With your well being in mind, I shall limit your exposure to only 20 seconds worth, but here it is:
What I listen to in my head all day:
Oh! It's that song...Daddy don't you walk so fast!
This song is killing me
I remember when they were so little.
How could they be teenagers all ready?
If only I knew then what I know now ...
I'd play Go Fish with them every dang time they asked
I can't believe I don't have babies anymore
What will I do when Alec is gone
I don't know if I can handle it
They used to love Cheerios.
And Cheerios necklaces.
And it was their favorite snack.
Xavier used to feed Cheerios to his talkingmatron Barney doll
In the high chair
And then he'd reach over and offer him apple juice from his sippy cup
Hold it together, woman
You gotta make it out of this store
You're in this aisle alone right now
but you know any minute a cart's going to come around the corner
Oh sweet jesus I have to call my husband
No I can do this
No I can't - It's pretty bad
Quick. Snap out of it Snap out of it
Oh my gosh, LOOK!
Froot Loops too
Oh, they used to LOVE Froot Loops necklaces ...
How did it all go by so fast
::hic hic sputter hic hic::
You can't convince me seasonal depression isn't in kahoots with Muzak.
One of the ways I fight back with that ugly monster SAD who takes advantage of a good, clean living woman like me, is to come up with a form of self-improvement. I treat myself to a new nail polish color, a new lipstick. If it's a particularly bad SAD episode -- it's all out with a new facial exfoliator.
I pushed my cart out of the hysteria inducing Aisle #4 cereal aisle and raced through as safely as I could until I reached my land of milk and honey, Aisle #7, Health and Beauty. I let out a big, deep breath.
As I took my time rolling out lipstick tubes and deciding which would be the color Prozac, my eyes fell upon the shelf on the other side of the aisle. They were promising youthful younger better faster over there.
I slid my shopping cart one section over. It was the hair-dye section. And there was a glorious smirking siren on the box cover beckoning me to come, join her hither, in the land of the avocado and coconut oil sheenness of it all. Ooooh ... she was good.
I picked up the box and put it on top of the Cheerios. Mama had big plans for tonight.
After I was home, groceries unpacked, dinner made, family watching the football game on TV, I took my rectangular sunshine in a box upstairs.

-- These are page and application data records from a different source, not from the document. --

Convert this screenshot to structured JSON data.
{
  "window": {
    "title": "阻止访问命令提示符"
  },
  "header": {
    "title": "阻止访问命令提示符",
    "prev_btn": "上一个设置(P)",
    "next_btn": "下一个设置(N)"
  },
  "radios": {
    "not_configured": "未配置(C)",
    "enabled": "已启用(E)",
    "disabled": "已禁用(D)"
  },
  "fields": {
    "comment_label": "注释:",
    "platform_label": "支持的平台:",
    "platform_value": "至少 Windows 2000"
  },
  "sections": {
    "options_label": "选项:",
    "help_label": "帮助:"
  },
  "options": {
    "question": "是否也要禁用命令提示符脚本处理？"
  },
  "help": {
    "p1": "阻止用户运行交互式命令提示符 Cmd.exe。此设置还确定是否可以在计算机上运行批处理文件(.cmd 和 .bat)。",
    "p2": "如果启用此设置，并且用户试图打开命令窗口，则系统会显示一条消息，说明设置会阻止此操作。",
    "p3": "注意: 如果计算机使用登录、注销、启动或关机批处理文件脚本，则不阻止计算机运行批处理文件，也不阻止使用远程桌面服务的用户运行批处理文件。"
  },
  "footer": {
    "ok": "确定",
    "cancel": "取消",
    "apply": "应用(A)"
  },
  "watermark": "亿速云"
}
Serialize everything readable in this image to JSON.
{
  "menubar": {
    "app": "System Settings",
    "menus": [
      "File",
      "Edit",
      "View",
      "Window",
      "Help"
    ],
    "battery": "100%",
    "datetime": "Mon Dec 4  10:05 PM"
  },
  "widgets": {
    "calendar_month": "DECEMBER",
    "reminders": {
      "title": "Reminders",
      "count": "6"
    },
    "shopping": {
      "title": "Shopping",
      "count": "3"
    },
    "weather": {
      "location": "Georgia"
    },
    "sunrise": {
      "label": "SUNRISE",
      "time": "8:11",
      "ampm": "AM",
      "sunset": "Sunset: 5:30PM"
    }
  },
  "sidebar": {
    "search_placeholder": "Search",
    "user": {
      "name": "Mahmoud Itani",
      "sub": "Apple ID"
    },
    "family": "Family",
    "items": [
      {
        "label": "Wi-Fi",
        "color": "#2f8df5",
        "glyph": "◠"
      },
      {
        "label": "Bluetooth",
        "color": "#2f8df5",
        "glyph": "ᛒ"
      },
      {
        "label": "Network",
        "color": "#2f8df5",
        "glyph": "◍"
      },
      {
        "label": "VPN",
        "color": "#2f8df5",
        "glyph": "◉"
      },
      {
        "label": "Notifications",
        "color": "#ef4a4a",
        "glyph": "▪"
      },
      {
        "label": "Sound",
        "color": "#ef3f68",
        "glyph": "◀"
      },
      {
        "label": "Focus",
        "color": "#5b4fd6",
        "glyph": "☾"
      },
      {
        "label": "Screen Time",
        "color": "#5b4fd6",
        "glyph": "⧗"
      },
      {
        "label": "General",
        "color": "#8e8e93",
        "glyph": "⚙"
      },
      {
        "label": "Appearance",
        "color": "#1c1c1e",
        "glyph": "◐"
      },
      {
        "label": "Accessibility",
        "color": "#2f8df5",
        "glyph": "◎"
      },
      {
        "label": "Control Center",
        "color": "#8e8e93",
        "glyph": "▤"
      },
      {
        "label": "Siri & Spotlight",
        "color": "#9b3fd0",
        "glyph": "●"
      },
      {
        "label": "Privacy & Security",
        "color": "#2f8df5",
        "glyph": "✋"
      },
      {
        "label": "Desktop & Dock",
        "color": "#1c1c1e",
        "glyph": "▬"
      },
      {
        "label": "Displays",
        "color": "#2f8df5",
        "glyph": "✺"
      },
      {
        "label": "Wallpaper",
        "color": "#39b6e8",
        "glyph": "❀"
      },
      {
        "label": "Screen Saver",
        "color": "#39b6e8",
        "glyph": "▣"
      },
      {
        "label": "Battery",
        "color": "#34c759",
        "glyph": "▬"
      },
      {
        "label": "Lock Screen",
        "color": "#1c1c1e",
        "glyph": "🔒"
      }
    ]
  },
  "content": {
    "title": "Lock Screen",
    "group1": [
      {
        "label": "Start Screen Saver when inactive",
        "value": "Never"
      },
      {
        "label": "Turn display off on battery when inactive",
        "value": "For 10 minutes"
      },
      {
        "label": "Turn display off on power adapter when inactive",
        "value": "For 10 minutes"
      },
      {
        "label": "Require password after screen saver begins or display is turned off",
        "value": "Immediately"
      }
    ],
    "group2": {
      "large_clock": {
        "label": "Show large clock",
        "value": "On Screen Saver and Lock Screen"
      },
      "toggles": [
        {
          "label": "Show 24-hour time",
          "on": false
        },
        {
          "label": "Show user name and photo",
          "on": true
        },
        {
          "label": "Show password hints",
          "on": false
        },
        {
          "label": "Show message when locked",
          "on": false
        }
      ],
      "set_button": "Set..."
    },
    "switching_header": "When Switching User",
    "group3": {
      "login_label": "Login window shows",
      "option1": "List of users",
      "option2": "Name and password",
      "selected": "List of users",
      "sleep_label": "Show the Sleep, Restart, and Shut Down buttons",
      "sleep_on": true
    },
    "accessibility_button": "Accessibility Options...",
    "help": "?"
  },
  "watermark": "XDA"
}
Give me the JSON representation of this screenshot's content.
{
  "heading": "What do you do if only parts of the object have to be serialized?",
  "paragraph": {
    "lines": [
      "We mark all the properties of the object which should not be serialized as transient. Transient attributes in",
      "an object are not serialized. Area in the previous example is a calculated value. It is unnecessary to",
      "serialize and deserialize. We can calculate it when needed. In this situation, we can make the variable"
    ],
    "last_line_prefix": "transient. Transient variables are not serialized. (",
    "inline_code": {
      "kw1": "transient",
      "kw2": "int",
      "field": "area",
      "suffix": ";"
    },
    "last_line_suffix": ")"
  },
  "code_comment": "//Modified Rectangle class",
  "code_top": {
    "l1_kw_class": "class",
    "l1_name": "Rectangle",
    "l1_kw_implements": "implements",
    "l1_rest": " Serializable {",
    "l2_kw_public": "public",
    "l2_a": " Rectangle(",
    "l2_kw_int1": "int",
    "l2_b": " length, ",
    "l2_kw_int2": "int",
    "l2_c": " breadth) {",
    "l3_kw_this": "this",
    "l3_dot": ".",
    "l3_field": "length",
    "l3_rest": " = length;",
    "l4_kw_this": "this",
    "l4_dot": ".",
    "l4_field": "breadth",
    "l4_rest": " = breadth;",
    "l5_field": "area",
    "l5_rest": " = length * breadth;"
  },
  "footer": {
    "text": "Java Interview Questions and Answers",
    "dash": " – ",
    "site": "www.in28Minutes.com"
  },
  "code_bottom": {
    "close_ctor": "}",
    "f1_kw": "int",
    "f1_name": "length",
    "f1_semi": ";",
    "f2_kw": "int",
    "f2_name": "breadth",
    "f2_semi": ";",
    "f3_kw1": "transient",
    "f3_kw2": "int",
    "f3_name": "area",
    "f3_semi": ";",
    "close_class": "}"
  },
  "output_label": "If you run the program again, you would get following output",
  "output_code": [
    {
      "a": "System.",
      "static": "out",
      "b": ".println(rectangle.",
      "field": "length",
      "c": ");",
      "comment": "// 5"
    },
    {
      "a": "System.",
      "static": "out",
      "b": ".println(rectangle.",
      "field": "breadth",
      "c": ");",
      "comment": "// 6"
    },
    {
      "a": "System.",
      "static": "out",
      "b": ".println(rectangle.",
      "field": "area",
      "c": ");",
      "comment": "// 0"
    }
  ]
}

Now, my hair color is fine ... it's my eyebrows that I really want to take back to their dark, youthful, lush days. [Exhibit A]
|Ladies and Gentlemen: Eyebrow Exhibit A|
Yes, I applied Midnight Raven #039 to my eyebrows.
I know the box says Keep away from eyes.
But there was some Heavy Duty Major League SAD going on.
As my wonderful son, who sat through the ten minute brush-on process with me said in sincere hopes of providing comfort, "it doesn't look as bad in real life as it does in the mirror, Mom."
Yeah, Still - I sure could use a village of bloggers right now.